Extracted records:
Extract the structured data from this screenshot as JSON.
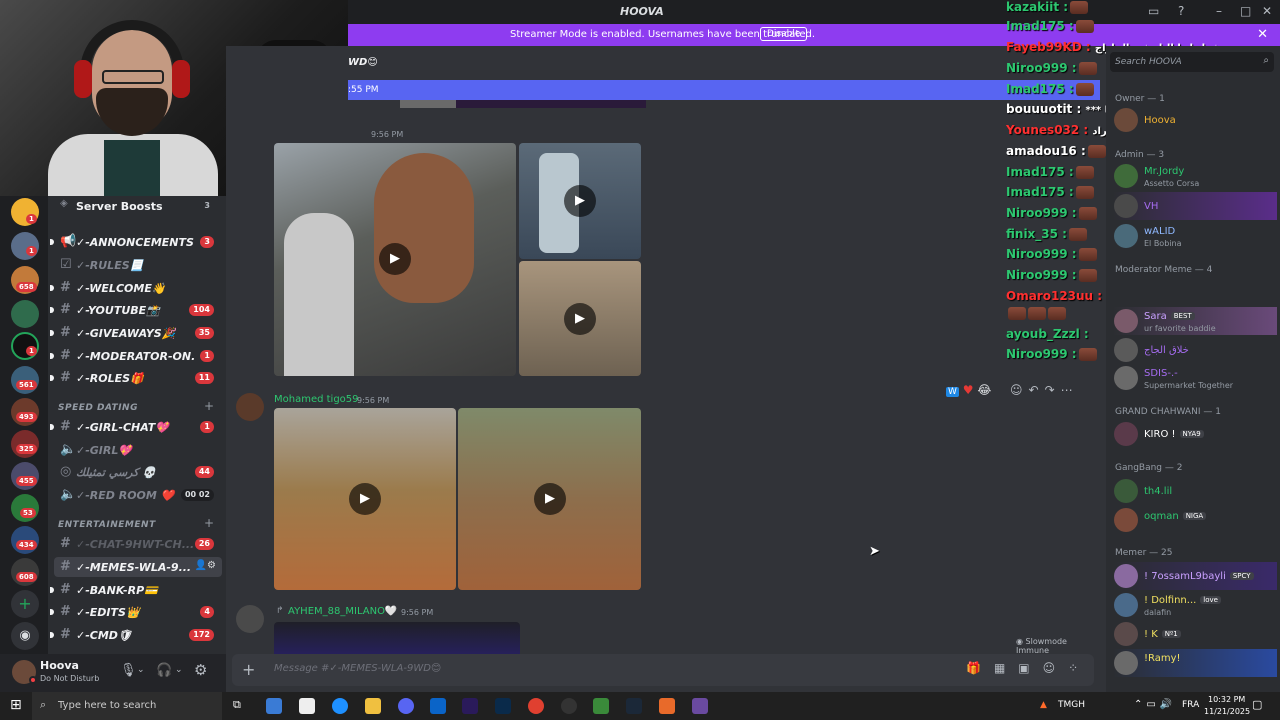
{
  "window": {
    "title": "HOOVA"
  },
  "banner": {
    "message": "Streamer Mode is enabled. Usernames have been truncated.",
    "disable_label": "Disable"
  },
  "server": {
    "boosts_label": "Server Boosts",
    "boosts_count": "3",
    "channels": [
      {
        "name": "✓-ANNONCEMENTS...",
        "count": "3"
      },
      {
        "name": "✓-RULES📃",
        "count": ""
      },
      {
        "name": "✓-WELCOME👋",
        "count": ""
      },
      {
        "name": "✓-YOUTUBE📸",
        "count": "104"
      },
      {
        "name": "✓-GIVEAWAYS🎉",
        "count": "35"
      },
      {
        "name": "✓-MODERATOR-ON...",
        "count": "1"
      },
      {
        "name": "✓-ROLES🎁",
        "count": "11"
      }
    ],
    "category_speed": "SPEED DATING",
    "speed_channels": [
      {
        "name": "✓-GIRL-CHAT💖",
        "count": "1"
      },
      {
        "name": "✓-GIRL💖",
        "count": ""
      },
      {
        "name": "كرسي تمثيلك 💀",
        "count": "44"
      },
      {
        "name": "✓-RED ROOM ❤️",
        "count": "00 02"
      }
    ],
    "category_ent": "ENTERTAINEMENT",
    "ent_channels": [
      {
        "name": "✓-CHAT-9HWT-CH...",
        "count": "26"
      },
      {
        "name": "✓-MEMES-WLA-9...",
        "count": ""
      },
      {
        "name": "✓-BANK-RP💳",
        "count": ""
      },
      {
        "name": "✓-EDITS👑",
        "count": "4"
      },
      {
        "name": "✓-CMD🛡",
        "count": "172"
      }
    ]
  },
  "rail_badges": [
    "1",
    "1",
    "658",
    "",
    "1",
    "561",
    "493",
    "325",
    "455",
    "53",
    "434",
    "608"
  ],
  "user": {
    "name": "Hoova",
    "status": "Do Not Disturb"
  },
  "chat": {
    "channel_title": "WD😊",
    "highlight_time": ":55 PM",
    "msg1_time": "9:56 PM",
    "msg2_user": "Mohamed tigo59",
    "msg2_time": "9:56 PM",
    "msg3_user": "AYHEM_88_MILANO🤍",
    "msg3_time": "9:56 PM",
    "slowmode": "Slowmode Immune",
    "composer_placeholder": "Message #✓-MEMES-WLA-9WD😊"
  },
  "overlay": [
    {
      "user": "kazakiit :",
      "color": "#2dc770"
    },
    {
      "user": "Imad175 :",
      "color": "#2dc770"
    },
    {
      "user": "Fayeb99KD :",
      "color": "#ff3030",
      "text": "شعل لينا النار في الجاراج"
    },
    {
      "user": "Niroo999 :",
      "color": "#2dc770"
    },
    {
      "user": "Imad175 :",
      "color": "#2dc770"
    },
    {
      "user": "bouuuotit :",
      "color": "#ffffff",
      "text": "*** نفس يا"
    },
    {
      "user": "Younes032 :",
      "color": "#ff3030",
      "text": "طلعنا في غراد"
    },
    {
      "user": "amadou16 :",
      "color": "#ffffff"
    },
    {
      "user": "Imad175 :",
      "color": "#2dc770"
    },
    {
      "user": "Imad175 :",
      "color": "#2dc770"
    },
    {
      "user": "Niroo999 :",
      "color": "#2dc770"
    },
    {
      "user": "finix_35 :",
      "color": "#2dc770"
    },
    {
      "user": "Niroo999 :",
      "color": "#2dc770"
    },
    {
      "user": "Niroo999 :",
      "color": "#2dc770"
    },
    {
      "user": "Omaro123uu :",
      "color": "#ff3030"
    },
    {
      "user": "ayoub_Zzzl :",
      "color": "#2dc770"
    },
    {
      "user": "Niroo999 :",
      "color": "#2dc770"
    }
  ],
  "members": {
    "search_placeholder": "Search HOOVA",
    "owner_header": "Owner — 1",
    "owner": {
      "name": "Hoova"
    },
    "admin_header": "Admin — 3",
    "admins": [
      {
        "name": "Mr.Jordy",
        "status": "Assetto Corsa"
      },
      {
        "name": "VH",
        "status": ""
      },
      {
        "name": "wALID",
        "status": "El Bobina"
      }
    ],
    "mod_header": "Moderator Meme — 4",
    "mods": [
      {
        "name": "Sara",
        "tag": "BEST",
        "status": "ur favorite baddie"
      },
      {
        "name": "خلاق الجاج",
        "status": ""
      },
      {
        "name": "SDIS-.-",
        "status": "Supermarket Together"
      }
    ],
    "gc_header": "GRAND CHAHWANI — 1",
    "gc": {
      "name": "KIRO !",
      "tag": "NYA9"
    },
    "gb_header": "GangBang — 2",
    "gb": [
      {
        "name": "th4.lil",
        "tag": ""
      },
      {
        "name": "oqman",
        "tag": "NIGA"
      }
    ],
    "memer_header": "Memer — 25",
    "memers": [
      {
        "name": "! 7ossamL9bayli",
        "tag": "SPCY"
      },
      {
        "name": "! Dolfinn...",
        "tag": "love",
        "status": "dalafin"
      },
      {
        "name": "! K",
        "tag": "Nº1"
      },
      {
        "name": "!Ramy!",
        "tag": ""
      }
    ]
  },
  "taskbar": {
    "search_placeholder": "Type here to search",
    "ticker": "TMGH",
    "lang": "FRA",
    "time": "10:32 PM",
    "date": "11/21/2025"
  }
}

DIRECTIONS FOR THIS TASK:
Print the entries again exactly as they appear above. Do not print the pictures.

SOLVED PROBLEM:
Extract the structured data from this screenshot as JSON.
{
  "window": {
    "title": "HOOVA"
  },
  "banner": {
    "message": "Streamer Mode is enabled. Usernames have been truncated.",
    "disable_label": "Disable"
  },
  "server": {
    "boosts_label": "Server Boosts",
    "boosts_count": "3",
    "channels": [
      {
        "name": "✓-ANNONCEMENTS...",
        "count": "3"
      },
      {
        "name": "✓-RULES📃",
        "count": ""
      },
      {
        "name": "✓-WELCOME👋",
        "count": ""
      },
      {
        "name": "✓-YOUTUBE📸",
        "count": "104"
      },
      {
        "name": "✓-GIVEAWAYS🎉",
        "count": "35"
      },
      {
        "name": "✓-MODERATOR-ON...",
        "count": "1"
      },
      {
        "name": "✓-ROLES🎁",
        "count": "11"
      }
    ],
    "category_speed": "SPEED DATING",
    "speed_channels": [
      {
        "name": "✓-GIRL-CHAT💖",
        "count": "1"
      },
      {
        "name": "✓-GIRL💖",
        "count": ""
      },
      {
        "name": "كرسي تمثيلك 💀",
        "count": "44"
      },
      {
        "name": "✓-RED ROOM ❤️",
        "count": "00 02"
      }
    ],
    "category_ent": "ENTERTAINEMENT",
    "ent_channels": [
      {
        "name": "✓-CHAT-9HWT-CH...",
        "count": "26"
      },
      {
        "name": "✓-MEMES-WLA-9...",
        "count": ""
      },
      {
        "name": "✓-BANK-RP💳",
        "count": ""
      },
      {
        "name": "✓-EDITS👑",
        "count": "4"
      },
      {
        "name": "✓-CMD🛡",
        "count": "172"
      }
    ]
  },
  "rail_badges": [
    "1",
    "1",
    "658",
    "",
    "1",
    "561",
    "493",
    "325",
    "455",
    "53",
    "434",
    "608"
  ],
  "user": {
    "name": "Hoova",
    "status": "Do Not Disturb"
  },
  "chat": {
    "channel_title": "WD😊",
    "highlight_time": ":55 PM",
    "msg1_time": "9:56 PM",
    "msg2_user": "Mohamed tigo59",
    "msg2_time": "9:56 PM",
    "msg3_user": "AYHEM_88_MILANO🤍",
    "msg3_time": "9:56 PM",
    "slowmode": "Slowmode Immune",
    "composer_placeholder": "Message #✓-MEMES-WLA-9WD😊"
  },
  "overlay": [
    {
      "user": "kazakiit :",
      "color": "#2dc770"
    },
    {
      "user": "Imad175 :",
      "color": "#2dc770"
    },
    {
      "user": "Fayeb99KD :",
      "color": "#ff3030",
      "text": "شعل لينا النار في الجاراج"
    },
    {
      "user": "Niroo999 :",
      "color": "#2dc770"
    },
    {
      "user": "Imad175 :",
      "color": "#2dc770"
    },
    {
      "user": "bouuuotit :",
      "color": "#ffffff",
      "text": "*** نفس يا"
    },
    {
      "user": "Younes032 :",
      "color": "#ff3030",
      "text": "طلعنا في غراد"
    },
    {
      "user": "amadou16 :",
      "color": "#ffffff"
    },
    {
      "user": "Imad175 :",
      "color": "#2dc770"
    },
    {
      "user": "Imad175 :",
      "color": "#2dc770"
    },
    {
      "user": "Niroo999 :",
      "color": "#2dc770"
    },
    {
      "user": "finix_35 :",
      "color": "#2dc770"
    },
    {
      "user": "Niroo999 :",
      "color": "#2dc770"
    },
    {
      "user": "Niroo999 :",
      "color": "#2dc770"
    },
    {
      "user": "Omaro123uu :",
      "color": "#ff3030"
    },
    {
      "user": "ayoub_Zzzl :",
      "color": "#2dc770"
    },
    {
      "user": "Niroo999 :",
      "color": "#2dc770"
    }
  ],
  "members": {
    "search_placeholder": "Search HOOVA",
    "owner_header": "Owner — 1",
    "owner": {
      "name": "Hoova"
    },
    "admin_header": "Admin — 3",
    "admins": [
      {
        "name": "Mr.Jordy",
        "status": "Assetto Corsa"
      },
      {
        "name": "VH",
        "status": ""
      },
      {
        "name": "wALID",
        "status": "El Bobina"
      }
    ],
    "mod_header": "Moderator Meme — 4",
    "mods": [
      {
        "name": "Sara",
        "tag": "BEST",
        "status": "ur favorite baddie"
      },
      {
        "name": "خلاق الجاج",
        "status": ""
      },
      {
        "name": "SDIS-.-",
        "status": "Supermarket Together"
      }
    ],
    "gc_header": "GRAND CHAHWANI — 1",
    "gc": {
      "name": "KIRO !",
      "tag": "NYA9"
    },
    "gb_header": "GangBang — 2",
    "gb": [
      {
        "name": "th4.lil",
        "tag": ""
      },
      {
        "name": "oqman",
        "tag": "NIGA"
      }
    ],
    "memer_header": "Memer — 25",
    "memers": [
      {
        "name": "! 7ossamL9bayli",
        "tag": "SPCY"
      },
      {
        "name": "! Dolfinn...",
        "tag": "love",
        "status": "dalafin"
      },
      {
        "name": "! K",
        "tag": "Nº1"
      },
      {
        "name": "!Ramy!",
        "tag": ""
      }
    ]
  },
  "taskbar": {
    "search_placeholder": "Type here to search",
    "ticker": "TMGH",
    "lang": "FRA",
    "time": "10:32 PM",
    "date": "11/21/2025"
  }
}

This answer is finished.